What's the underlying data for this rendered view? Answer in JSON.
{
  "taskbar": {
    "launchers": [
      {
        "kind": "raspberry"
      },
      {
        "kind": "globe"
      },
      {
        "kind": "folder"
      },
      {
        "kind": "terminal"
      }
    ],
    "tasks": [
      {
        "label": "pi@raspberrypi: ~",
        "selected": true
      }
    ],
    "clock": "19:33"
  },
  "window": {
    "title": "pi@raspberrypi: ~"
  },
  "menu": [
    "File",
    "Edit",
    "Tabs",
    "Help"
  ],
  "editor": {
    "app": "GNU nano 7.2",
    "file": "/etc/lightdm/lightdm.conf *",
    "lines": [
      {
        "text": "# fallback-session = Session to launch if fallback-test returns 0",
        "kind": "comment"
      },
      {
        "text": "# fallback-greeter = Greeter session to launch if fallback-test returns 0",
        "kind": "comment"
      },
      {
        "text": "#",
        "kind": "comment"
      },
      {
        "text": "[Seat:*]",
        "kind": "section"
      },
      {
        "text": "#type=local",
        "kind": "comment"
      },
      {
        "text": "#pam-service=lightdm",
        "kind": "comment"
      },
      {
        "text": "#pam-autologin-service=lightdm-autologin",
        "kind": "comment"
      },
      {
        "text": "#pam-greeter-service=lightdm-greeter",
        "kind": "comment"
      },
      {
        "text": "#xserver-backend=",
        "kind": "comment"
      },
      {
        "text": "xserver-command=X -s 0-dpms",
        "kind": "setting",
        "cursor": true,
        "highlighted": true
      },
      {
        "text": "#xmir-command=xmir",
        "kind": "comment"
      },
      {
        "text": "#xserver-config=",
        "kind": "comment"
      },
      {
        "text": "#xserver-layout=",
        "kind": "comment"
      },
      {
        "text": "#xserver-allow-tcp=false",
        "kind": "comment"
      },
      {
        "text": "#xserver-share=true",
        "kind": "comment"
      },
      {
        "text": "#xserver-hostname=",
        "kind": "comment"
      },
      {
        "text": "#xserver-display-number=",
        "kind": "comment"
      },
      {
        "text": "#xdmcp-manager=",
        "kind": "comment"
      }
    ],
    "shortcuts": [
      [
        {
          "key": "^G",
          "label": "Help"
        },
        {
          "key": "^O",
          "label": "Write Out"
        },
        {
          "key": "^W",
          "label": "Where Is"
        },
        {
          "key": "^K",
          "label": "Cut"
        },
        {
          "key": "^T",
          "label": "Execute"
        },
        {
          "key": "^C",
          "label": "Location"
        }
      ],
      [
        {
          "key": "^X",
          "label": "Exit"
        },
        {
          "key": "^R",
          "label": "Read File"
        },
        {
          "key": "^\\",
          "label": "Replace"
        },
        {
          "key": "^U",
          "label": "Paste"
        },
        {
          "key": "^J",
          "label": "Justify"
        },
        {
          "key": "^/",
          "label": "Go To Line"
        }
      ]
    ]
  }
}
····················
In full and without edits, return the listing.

→ Response to this exercise
What's the underlying data for this rendered view? Answer in JSON.
{
  "taskbar": {
    "launchers": [
      {
        "kind": "raspberry"
      },
      {
        "kind": "globe"
      },
      {
        "kind": "folder"
      },
      {
        "kind": "terminal"
      }
    ],
    "tasks": [
      {
        "label": "pi@raspberrypi: ~",
        "selected": true
      }
    ],
    "clock": "19:33"
  },
  "window": {
    "title": "pi@raspberrypi: ~"
  },
  "menu": [
    "File",
    "Edit",
    "Tabs",
    "Help"
  ],
  "editor": {
    "app": "GNU nano 7.2",
    "file": "/etc/lightdm/lightdm.conf *",
    "lines": [
      {
        "text": "# fallback-session = Session to launch if fallback-test returns 0",
        "kind": "comment"
      },
      {
        "text": "# fallback-greeter = Greeter session to launch if fallback-test returns 0",
        "kind": "comment"
      },
      {
        "text": "#",
        "kind": "comment"
      },
      {
        "text": "[Seat:*]",
        "kind": "section"
      },
      {
        "text": "#type=local",
        "kind": "comment"
      },
      {
        "text": "#pam-service=lightdm",
        "kind": "comment"
      },
      {
        "text": "#pam-autologin-service=lightdm-autologin",
        "kind": "comment"
      },
      {
        "text": "#pam-greeter-service=lightdm-greeter",
        "kind": "comment"
      },
      {
        "text": "#xserver-backend=",
        "kind": "comment"
      },
      {
        "text": "xserver-command=X -s 0-dpms",
        "kind": "setting",
        "cursor": true,
        "highlighted": true
      },
      {
        "text": "#xmir-command=xmir",
        "kind": "comment"
      },
      {
        "text": "#xserver-config=",
        "kind": "comment"
      },
      {
        "text": "#xserver-layout=",
        "kind": "comment"
      },
      {
        "text": "#xserver-allow-tcp=false",
        "kind": "comment"
      },
      {
        "text": "#xserver-share=true",
        "kind": "comment"
      },
      {
        "text": "#xserver-hostname=",
        "kind": "comment"
      },
      {
        "text": "#xserver-display-number=",
        "kind": "comment"
      },
      {
        "text": "#xdmcp-manager=",
        "kind": "comment"
      }
    ],
    "shortcuts": [
      [
        {
          "key": "^G",
          "label": "Help"
        },
        {
          "key": "^O",
          "label": "Write Out"
        },
        {
          "key": "^W",
          "label": "Where Is"
        },
        {
          "key": "^K",
          "label": "Cut"
        },
        {
          "key": "^T",
          "label": "Execute"
        },
        {
          "key": "^C",
          "label": "Location"
        }
      ],
      [
        {
          "key": "^X",
          "label": "Exit"
        },
        {
          "key": "^R",
          "label": "Read File"
        },
        {
          "key": "^\\",
          "label": "Replace"
        },
        {
          "key": "^U",
          "label": "Paste"
        },
        {
          "key": "^J",
          "label": "Justify"
        },
        {
          "key": "^/",
          "label": "Go To Line"
        }
      ]
    ]
  }
}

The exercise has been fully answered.